Drop every picture and give the entries back exactly.

# [Data about app and page elements]
__________________________________________________

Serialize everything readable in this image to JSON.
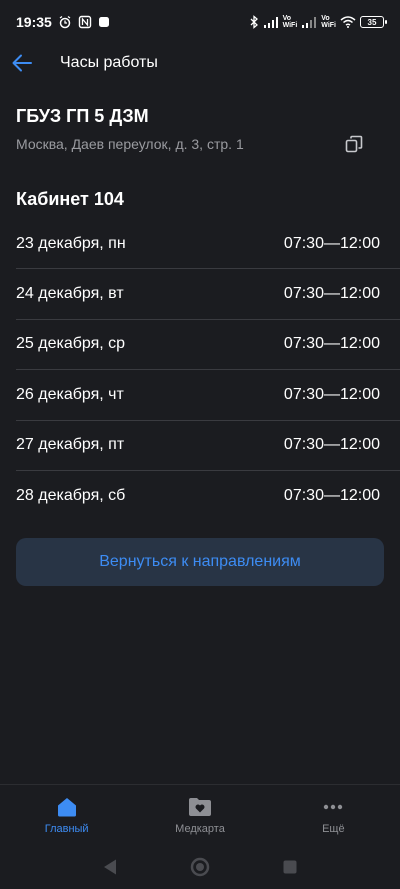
{
  "status_bar": {
    "time": "19:35",
    "battery": "35",
    "vowifi_1": "Vo\nWiFi",
    "vowifi_2": "Vo\nWiFi"
  },
  "app_bar": {
    "title": "Часы работы"
  },
  "organization": {
    "name": "ГБУЗ ГП 5 ДЗМ",
    "address": "Москва, Даев переулок, д. 3, стр. 1"
  },
  "cabinet": {
    "title": "Кабинет 104"
  },
  "schedule": [
    {
      "day": "23 декабря, пн",
      "time": "07:30—12:00"
    },
    {
      "day": "24 декабря, вт",
      "time": "07:30—12:00"
    },
    {
      "day": "25 декабря, ср",
      "time": "07:30—12:00"
    },
    {
      "day": "26 декабря, чт",
      "time": "07:30—12:00"
    },
    {
      "day": "27 декабря, пт",
      "time": "07:30—12:00"
    },
    {
      "day": "28 декабря, сб",
      "time": "07:30—12:00"
    }
  ],
  "actions": {
    "return_label": "Вернуться к направлениям"
  },
  "bottom_nav": {
    "items": [
      {
        "label": "Главный",
        "icon": "home-icon",
        "active": true
      },
      {
        "label": "Медкарта",
        "icon": "medcard-icon",
        "active": false
      },
      {
        "label": "Ещё",
        "icon": "more-icon",
        "active": false
      }
    ]
  },
  "colors": {
    "background": "#1b1c20",
    "accent": "#3d8cf3",
    "button_bg": "#283445",
    "secondary_text": "#9a9ba0",
    "divider": "#3a3b40"
  }
}
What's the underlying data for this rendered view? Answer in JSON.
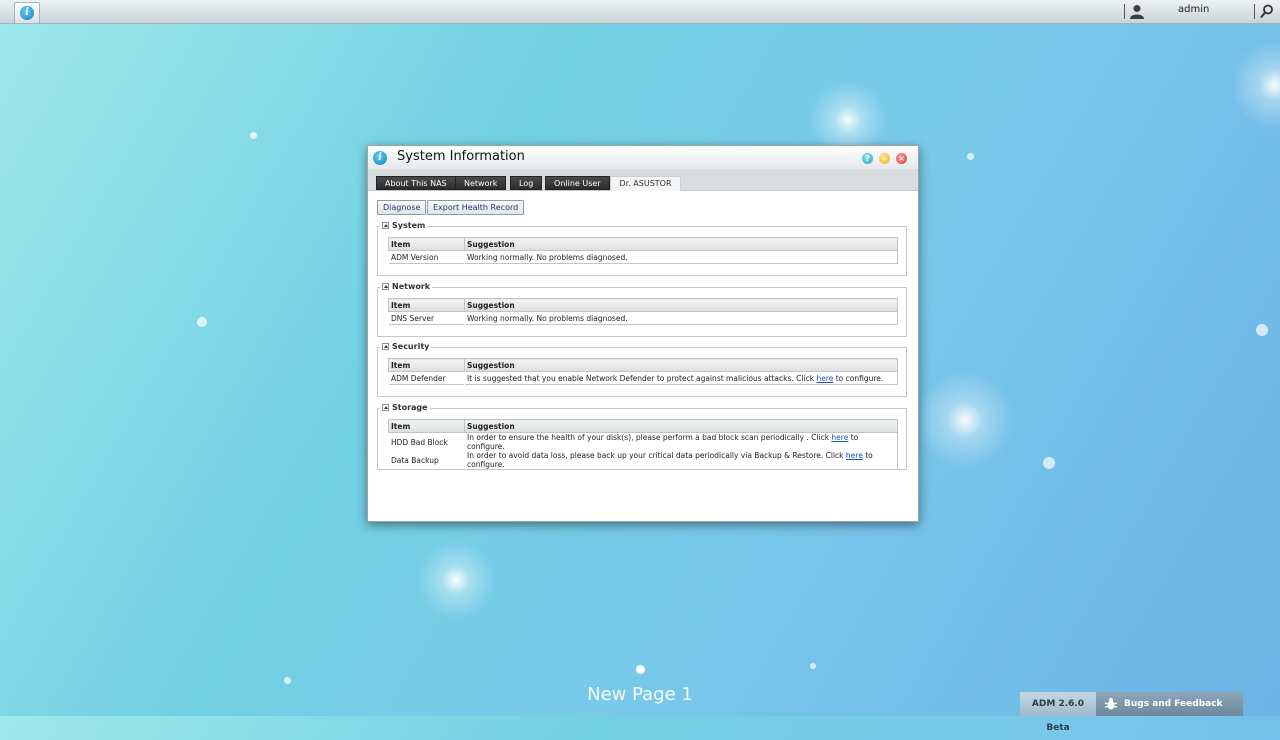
{
  "topbar": {
    "username": "admin"
  },
  "window": {
    "title": "System Information",
    "tabs": [
      {
        "label": "About This NAS"
      },
      {
        "label": "Network"
      },
      {
        "label": "Log"
      },
      {
        "label": "Online User"
      },
      {
        "label": "Dr. ASUSTOR",
        "active": true
      }
    ],
    "actions": {
      "diagnose": "Diagnose",
      "export": "Export Health Record"
    },
    "columns": {
      "item": "Item",
      "suggestion": "Suggestion"
    },
    "sections": {
      "system": {
        "title": "System",
        "rows": [
          {
            "item": "ADM Version",
            "suggestion": "Working normally. No problems diagnosed."
          }
        ]
      },
      "network": {
        "title": "Network",
        "rows": [
          {
            "item": "DNS Server",
            "suggestion": "Working normally. No problems diagnosed."
          }
        ]
      },
      "security": {
        "title": "Security",
        "rows": [
          {
            "item": "ADM Defender",
            "suggestion_pre": "It is suggested that you enable Network Defender to protect against malicious attacks. Click ",
            "link": "here",
            "suggestion_post": " to configure."
          }
        ]
      },
      "storage": {
        "title": "Storage",
        "rows": [
          {
            "item": "HDD Bad Block",
            "suggestion_pre": "In order to ensure the health of your disk(s), please perform a bad block scan periodically . Click ",
            "link": "here",
            "suggestion_post": " to configure."
          },
          {
            "item": "Data Backup",
            "suggestion_pre": "In order to avoid data loss, please back up your critical data periodically via Backup & Restore. Click ",
            "link": "here",
            "suggestion_post": " to configure."
          }
        ]
      }
    }
  },
  "desktop": {
    "page_name": "New Page 1"
  },
  "footer": {
    "version": "ADM 2.6.0 Beta",
    "feedback": "Bugs and Feedback"
  }
}
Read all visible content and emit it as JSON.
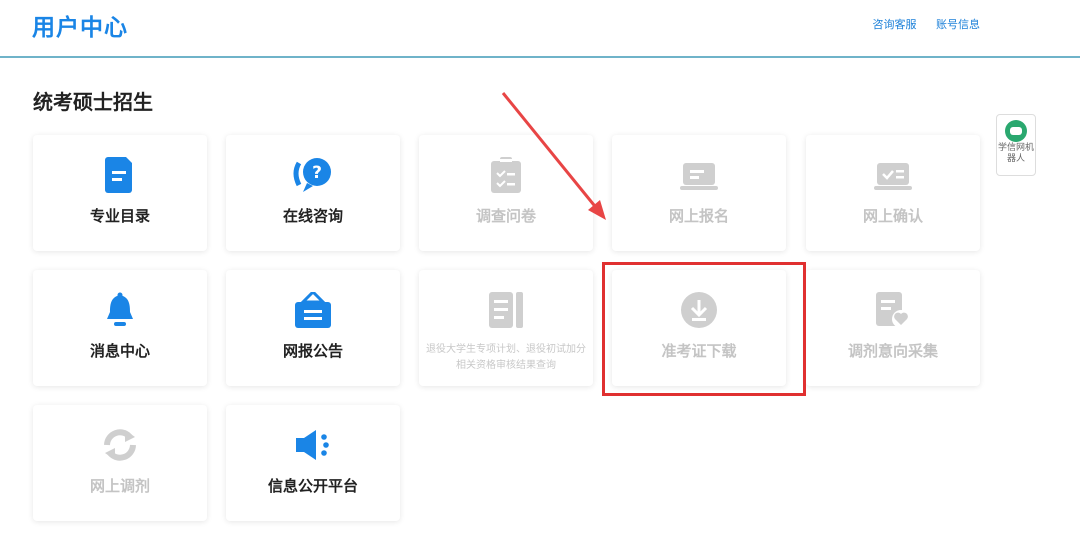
{
  "header": {
    "logo": "用户中心",
    "links": [
      "咨询客服",
      "账号信息"
    ]
  },
  "section": {
    "title": "统考硕士招生"
  },
  "cards": [
    {
      "label": "专业目录",
      "icon": "document-icon",
      "enabled": true
    },
    {
      "label": "在线咨询",
      "icon": "chat-question-icon",
      "enabled": true
    },
    {
      "label": "调查问卷",
      "icon": "clipboard-icon",
      "enabled": false
    },
    {
      "label": "网上报名",
      "icon": "laptop-icon",
      "enabled": false
    },
    {
      "label": "网上确认",
      "icon": "laptop-check-icon",
      "enabled": false
    },
    {
      "label": "消息中心",
      "icon": "bell-icon",
      "enabled": true
    },
    {
      "label": "网报公告",
      "icon": "notice-board-icon",
      "enabled": true
    },
    {
      "label": "退役大学生专项计划、退役初试加分相关资格审核结果查询",
      "icon": "list-document-icon",
      "enabled": false
    },
    {
      "label": "准考证下载",
      "icon": "download-icon",
      "enabled": false
    },
    {
      "label": "调剂意向采集",
      "icon": "document-heart-icon",
      "enabled": false
    },
    {
      "label": "网上调剂",
      "icon": "refresh-icon",
      "enabled": false
    },
    {
      "label": "信息公开平台",
      "icon": "speaker-icon",
      "enabled": true
    }
  ],
  "robot": {
    "label": "学信网机器人"
  },
  "colors": {
    "accent": "#1a85e6",
    "disabled": "#c4c4c4",
    "highlight": "#e03030"
  }
}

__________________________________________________

# [TASK RESULT]
Serialize everything readable in this image to JSON.
{
  "status_bar": {
    "time": "19:35",
    "battery": "35",
    "vowifi_1": "Vo\nWiFi",
    "vowifi_2": "Vo\nWiFi"
  },
  "app_bar": {
    "title": "Часы работы"
  },
  "organization": {
    "name": "ГБУЗ ГП 5 ДЗМ",
    "address": "Москва, Даев переулок, д. 3, стр. 1"
  },
  "cabinet": {
    "title": "Кабинет 104"
  },
  "schedule": [
    {
      "day": "23 декабря, пн",
      "time": "07:30—12:00"
    },
    {
      "day": "24 декабря, вт",
      "time": "07:30—12:00"
    },
    {
      "day": "25 декабря, ср",
      "time": "07:30—12:00"
    },
    {
      "day": "26 декабря, чт",
      "time": "07:30—12:00"
    },
    {
      "day": "27 декабря, пт",
      "time": "07:30—12:00"
    },
    {
      "day": "28 декабря, сб",
      "time": "07:30—12:00"
    }
  ],
  "actions": {
    "return_label": "Вернуться к направлениям"
  },
  "bottom_nav": {
    "items": [
      {
        "label": "Главный",
        "icon": "home-icon",
        "active": true
      },
      {
        "label": "Медкарта",
        "icon": "medcard-icon",
        "active": false
      },
      {
        "label": "Ещё",
        "icon": "more-icon",
        "active": false
      }
    ]
  },
  "colors": {
    "background": "#1b1c20",
    "accent": "#3d8cf3",
    "button_bg": "#283445",
    "secondary_text": "#9a9ba0",
    "divider": "#3a3b40"
  }
}
What's the underlying data for this rendered view? Answer in JSON.
{
  "topbar": {
    "username": "admin"
  },
  "window": {
    "title": "System Information",
    "tabs": [
      {
        "label": "About This NAS"
      },
      {
        "label": "Network"
      },
      {
        "label": "Log"
      },
      {
        "label": "Online User"
      },
      {
        "label": "Dr. ASUSTOR",
        "active": true
      }
    ],
    "actions": {
      "diagnose": "Diagnose",
      "export": "Export Health Record"
    },
    "columns": {
      "item": "Item",
      "suggestion": "Suggestion"
    },
    "sections": {
      "system": {
        "title": "System",
        "rows": [
          {
            "item": "ADM Version",
            "suggestion": "Working normally. No problems diagnosed."
          }
        ]
      },
      "network": {
        "title": "Network",
        "rows": [
          {
            "item": "DNS Server",
            "suggestion": "Working normally. No problems diagnosed."
          }
        ]
      },
      "security": {
        "title": "Security",
        "rows": [
          {
            "item": "ADM Defender",
            "suggestion_pre": "It is suggested that you enable Network Defender to protect against malicious attacks. Click ",
            "link": "here",
            "suggestion_post": " to configure."
          }
        ]
      },
      "storage": {
        "title": "Storage",
        "rows": [
          {
            "item": "HDD Bad Block",
            "suggestion_pre": "In order to ensure the health of your disk(s), please perform a bad block scan periodically . Click ",
            "link": "here",
            "suggestion_post": " to configure."
          },
          {
            "item": "Data Backup",
            "suggestion_pre": "In order to avoid data loss, please back up your critical data periodically via Backup & Restore. Click ",
            "link": "here",
            "suggestion_post": " to configure."
          }
        ]
      }
    }
  },
  "desktop": {
    "page_name": "New Page 1"
  },
  "footer": {
    "version": "ADM 2.6.0 Beta",
    "feedback": "Bugs and Feedback"
  }
}
Read all visible content and emit it as JSON.
{
  "header": {
    "logo": "用户中心",
    "links": [
      "咨询客服",
      "账号信息"
    ]
  },
  "section": {
    "title": "统考硕士招生"
  },
  "cards": [
    {
      "label": "专业目录",
      "icon": "document-icon",
      "enabled": true
    },
    {
      "label": "在线咨询",
      "icon": "chat-question-icon",
      "enabled": true
    },
    {
      "label": "调查问卷",
      "icon": "clipboard-icon",
      "enabled": false
    },
    {
      "label": "网上报名",
      "icon": "laptop-icon",
      "enabled": false
    },
    {
      "label": "网上确认",
      "icon": "laptop-check-icon",
      "enabled": false
    },
    {
      "label": "消息中心",
      "icon": "bell-icon",
      "enabled": true
    },
    {
      "label": "网报公告",
      "icon": "notice-board-icon",
      "enabled": true
    },
    {
      "label": "退役大学生专项计划、退役初试加分相关资格审核结果查询",
      "icon": "list-document-icon",
      "enabled": false
    },
    {
      "label": "准考证下载",
      "icon": "download-icon",
      "enabled": false
    },
    {
      "label": "调剂意向采集",
      "icon": "document-heart-icon",
      "enabled": false
    },
    {
      "label": "网上调剂",
      "icon": "refresh-icon",
      "enabled": false
    },
    {
      "label": "信息公开平台",
      "icon": "speaker-icon",
      "enabled": true
    }
  ],
  "robot": {
    "label": "学信网机器人"
  },
  "colors": {
    "accent": "#1a85e6",
    "disabled": "#c4c4c4",
    "highlight": "#e03030"
  }
}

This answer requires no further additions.